Amid Boston Overdose Crisis, a Pair of Harvard Students Are Bringing Narcan to the Red Line
At First Cambridge City Council Election Forum, Candidates Clash Over Building Emissions
Harvard’s Updated Sustainability Plan Garners Optimistic Responses from Student Climate Activists
‘Sunroof’ Singer Nicky Youre Lights Up Harvard Yard at Crimson Jam
‘The Architect of the Whole Plan’: Harvard Law Graduate Ken Chesebro’s Path to Jan. 6
This weekend Harvard's women swimmers faced two huge meets and found two very different results.
The Crimson, as expected, downed Columbia in a dominating fashion (135.5-106.5) but fell to a partially shaven Brown team (101-198).

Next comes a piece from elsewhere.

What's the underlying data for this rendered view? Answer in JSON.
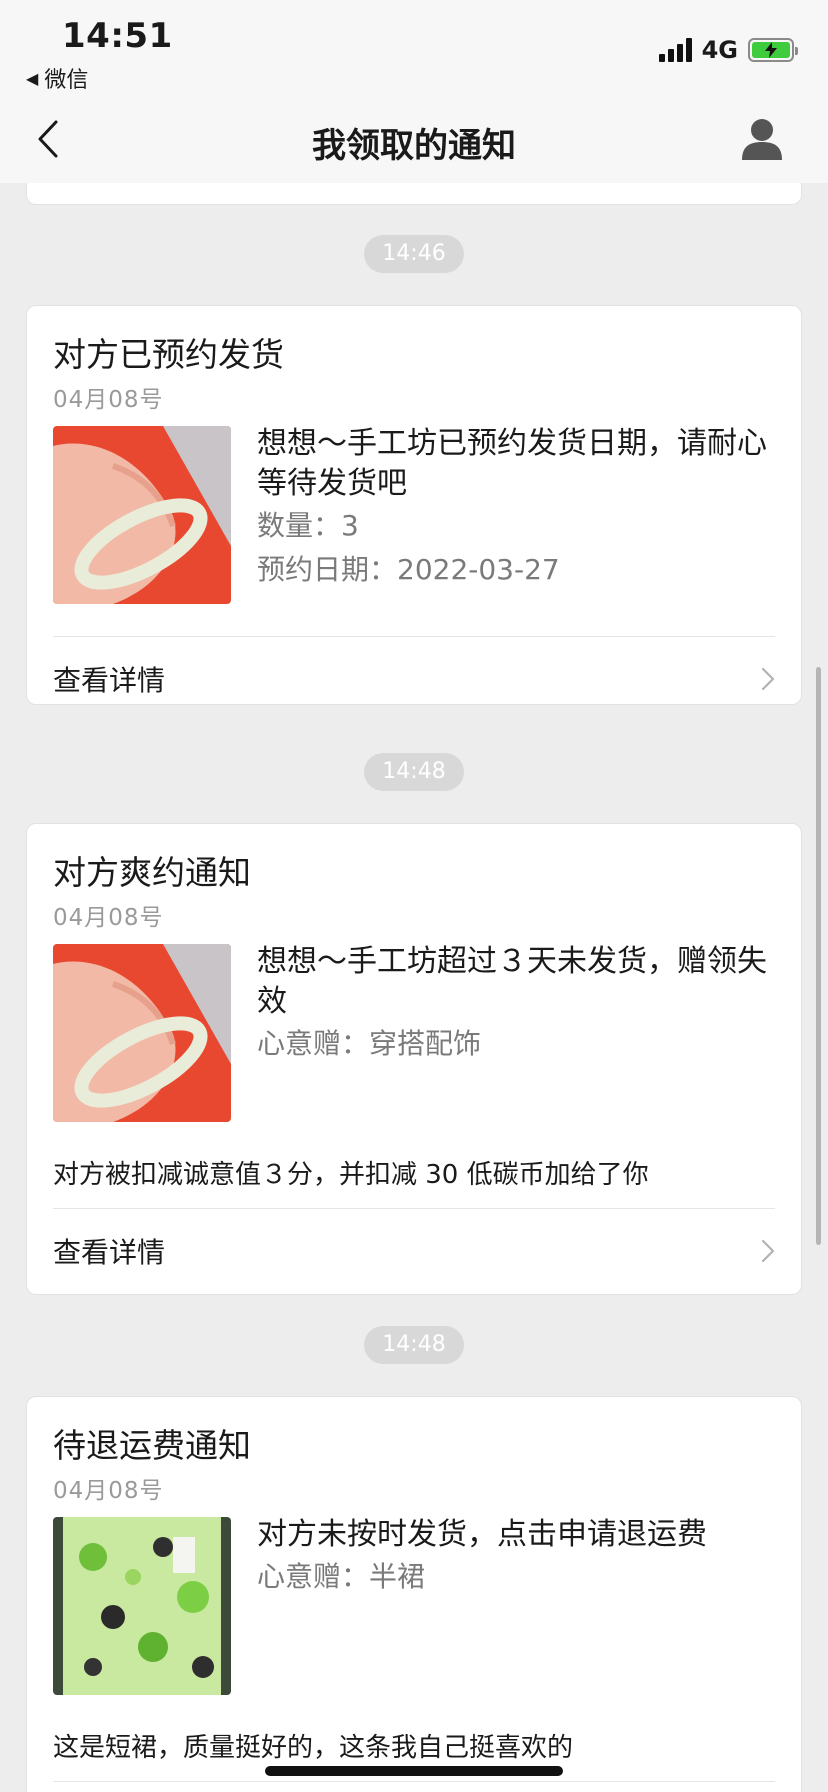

The squad's pair of meets began with a long, draining bus ride to the Big Apple on Friday. Because of the Lions relatively weak line-up, this meet was planned to be a chance for each Crimson swimmer to compete in her weaker events.
"Before the meet we played with the line-up a lot," said senior Sandie Stringfellow. "The meet got a little closer than we had predicted, but we came through with some great races. It turned out to be a lot of fun and a great meet to start this year's Ivy competition and the freshmen's careers here."
The Harvard swimmers easily surpassed Columbia, winning by almost 30 points, but it also gained some experience and preparation for the weekend's much more important battle against Brown.
"At Columbia, the team was able to step up even though we weren't planning on having to," said sophomore Sue Machorek. "That really helped our confidence going into the Brown meet."
Several individuals managed to shine at both meets. Alexis Todor led the breaststrokers with impressive wins at both meets. Senior Keiko Iwahara also had multiple wins, this time in the sprint events.
"The breaststroke, sprints and middistance races were especially strong for us at Columbia," said senior co-captain Jen Steffen. "We knew these would be strong areas against Brown, but we also knew that the team has talented swimmers that could make a big impact in the other events as well."
That confidence would not be enough for the Crimson, though, when they encountered the defending Ivy champion Bears.
Harvard fell behind quickly and never recovered from a disappointing first couple of events.
"We didn't know that Brown was going to be swimming so fast this early in the season," said sophomore Ana Cenanovic. "Some of their swimmers even shaved, which was a big surprise.
"On the whole, we actually had good times, they were just swimming incredibly well. Our unity and spirit was the only thing that kept us fighting throughout."
Despite the overwhelming 97-point spread, the Crimson swimmers did keep their cheers loud and chins high.
"This was a great learning experience for the new swimmers," Steffen said. "We never gave up. We wanted to fight all the way to the end, even though Brown swam so well."
And indeed the freshmen did feel that they learned from the experience and remained confident in the rest of the team's season.
"If you combine our spirit and the points we scored, we would have kicked Brown's butt," said freshman Kirra Brandon.
Even after the loss, the Crimson have high hopes for the rest of the season.
"The team has been training much harder this year," Stringfellow said. "At the beginning of the season, we decided to focus entirely on the Ivy title which will not be determined by dual meet records, but by the results of the Eastern Championships. Expect us to be swimming at our peak there."
Want to keep up with breaking news? Subscribe to our email newsletter.